The acting is among the same quality we’re getting used to seeing in the Need For Speed saga, but much like the other games in the series, I’m forced to feel like people are talking AT me and not TO me. You have no personal connection to the character you’re playing, so even when a potential love interest looks into the camera with her puppy dog eyes and feelings of betrayal, I don’t feel like the guy who turned on her… if that’s even what just happened!?
Graphics and sound of course what you’ve come to expect from Need For Speed, but this game does leave a little wanting – the environments just seemed to stale, and all of the day time racing made me wonder who really likes the color brown? Over all I’m enjoying it, but so far, I’ve stayed offline and stuck to the campaign, as I’m sure there are people who have been playing it every day since it’s release still waiting online to leave me in the dust.
BACK ORDER BONUS: This one’s easy, folks. To enter, simply leave a comment on this thread. That’s it. I’m not even going to be a jerk and force you to register on the site… not yet! I have a whopping TWELVE codes to give away. The first 6 people to leave a PROPER comment (your PSNID or Gamertag, and/or your Twitter ID. Follow @NuAngel so that I can DM you the code if you’re a winner), will be contacted with a code. After that, the remaining 6 codes will be given away at random, with the remaining winners being decided NO EARLIER than Tuesday, November 10th, 2009. The contest runs until I’m out of codes, even if it takes longer. If you only see 11 comments and it’s January, be number 12!
What you’ll win: Need for Speed Elite Series Unlock Code. The code is entered IN-GAME. Simply go to the main menu, then the options menu, then select Redeem Code. Once entered, go to Career, then International Events – the first career race must be completed before this will show. Elite Series gives you access to FIVE special races with pre-tuned cars, available nowhere else in the game. This was a preorder exclusive offered to Gamecrazy and Amazon.com customers.

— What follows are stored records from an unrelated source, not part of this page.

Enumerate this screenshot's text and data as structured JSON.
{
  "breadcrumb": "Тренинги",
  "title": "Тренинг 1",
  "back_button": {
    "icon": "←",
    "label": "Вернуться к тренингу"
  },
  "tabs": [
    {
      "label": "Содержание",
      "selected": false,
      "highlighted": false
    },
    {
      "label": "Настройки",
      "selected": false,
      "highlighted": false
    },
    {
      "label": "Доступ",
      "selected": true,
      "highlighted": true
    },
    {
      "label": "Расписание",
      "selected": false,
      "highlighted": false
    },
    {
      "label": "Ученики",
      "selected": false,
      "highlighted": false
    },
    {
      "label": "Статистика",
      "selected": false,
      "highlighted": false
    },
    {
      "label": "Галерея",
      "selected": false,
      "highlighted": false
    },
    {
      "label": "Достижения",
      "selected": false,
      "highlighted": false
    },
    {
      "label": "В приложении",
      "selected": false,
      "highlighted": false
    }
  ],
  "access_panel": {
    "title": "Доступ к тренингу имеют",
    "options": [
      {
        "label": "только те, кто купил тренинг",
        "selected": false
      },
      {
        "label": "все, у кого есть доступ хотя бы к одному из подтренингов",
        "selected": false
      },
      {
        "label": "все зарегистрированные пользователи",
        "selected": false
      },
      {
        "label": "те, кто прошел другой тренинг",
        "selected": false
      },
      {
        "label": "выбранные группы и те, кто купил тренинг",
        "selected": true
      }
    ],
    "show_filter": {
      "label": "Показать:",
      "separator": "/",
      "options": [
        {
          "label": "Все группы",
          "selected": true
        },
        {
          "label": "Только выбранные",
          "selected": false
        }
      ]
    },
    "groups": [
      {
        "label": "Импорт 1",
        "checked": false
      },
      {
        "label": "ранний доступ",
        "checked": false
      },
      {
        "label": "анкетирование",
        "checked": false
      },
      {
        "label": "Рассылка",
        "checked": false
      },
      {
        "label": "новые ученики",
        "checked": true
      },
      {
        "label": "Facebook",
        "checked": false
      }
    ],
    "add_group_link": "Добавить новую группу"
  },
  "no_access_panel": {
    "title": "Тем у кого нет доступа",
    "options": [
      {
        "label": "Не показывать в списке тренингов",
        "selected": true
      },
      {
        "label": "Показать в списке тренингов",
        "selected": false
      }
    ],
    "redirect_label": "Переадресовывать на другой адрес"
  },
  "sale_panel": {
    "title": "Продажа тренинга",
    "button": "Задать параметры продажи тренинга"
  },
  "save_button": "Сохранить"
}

PROPER COMMENTS: All you need to do is tell me how to reach you! Leave your Gamertag / PSN ID / Twitter ID, and I can DM you the message or leave it in your inbox on any of the gaming platforms.